- REQUIRED ACTION
Pull every line with "icon" from the data below and copy it.

- Website and app data records
____
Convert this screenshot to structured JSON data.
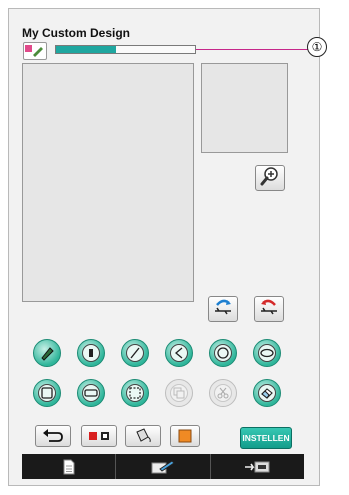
{
  "header": {
    "title": "My Custom Design",
    "callout_number": "①"
  },
  "progress": {
    "fraction": 0.43,
    "color": "#1fa7a0"
  },
  "side_buttons": {
    "zoom": "zoom-in-icon",
    "usb_save": "usb-save-icon",
    "usb_load": "usb-load-icon"
  },
  "tools": {
    "row1": [
      "line-type-pen",
      "fill-type",
      "straight-line",
      "zigzag-line",
      "circle",
      "oval"
    ],
    "row2": [
      "rectangle",
      "rounded-rectangle",
      "select-area",
      "duplicate",
      "cut",
      "eraser"
    ]
  },
  "bottom_bar": {
    "undo": "undo-icon",
    "thread_color": "color-swatch-icon",
    "fill_bucket": "bucket-icon",
    "stamp": "stamp-icon",
    "set_label": "INSTELLEN"
  },
  "tabs": [
    "new-file-icon",
    "edit-tools-icon",
    "sewing-machine-icon"
  ],
  "colors": {
    "accent": "#2fb59a",
    "callout_line": "#c6278a",
    "tab_bar": "#1a1a1a"
  }
}
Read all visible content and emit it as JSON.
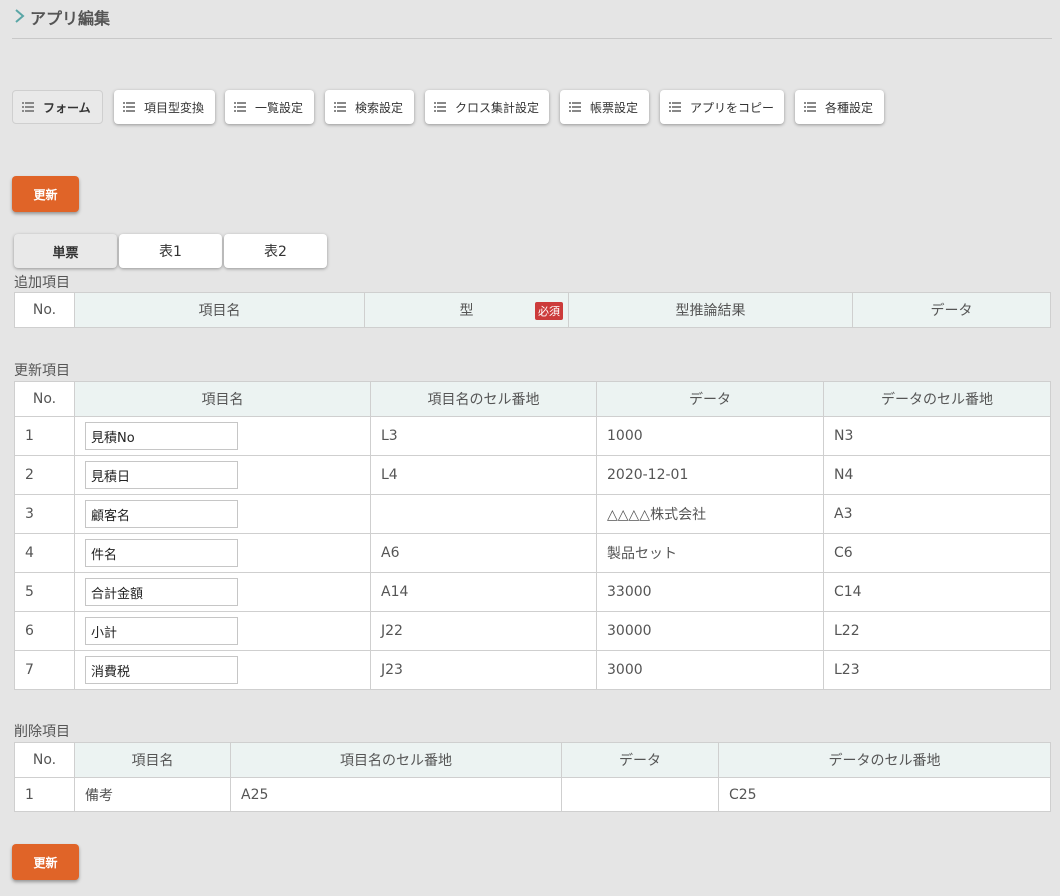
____
- SOLVED PROBLEM
    "zoom": "zoom-in-icon",
    "usb_save": "usb-save-icon",
    "usb_load": "usb-load-icon"
    "undo": "undo-icon",
    "thread_color": "color-swatch-icon",
    "fill_bucket": "bucket-icon",
    "stamp": "stamp-icon",
    "new-file-icon",
    "edit-tools-icon",
    "sewing-machine-icon"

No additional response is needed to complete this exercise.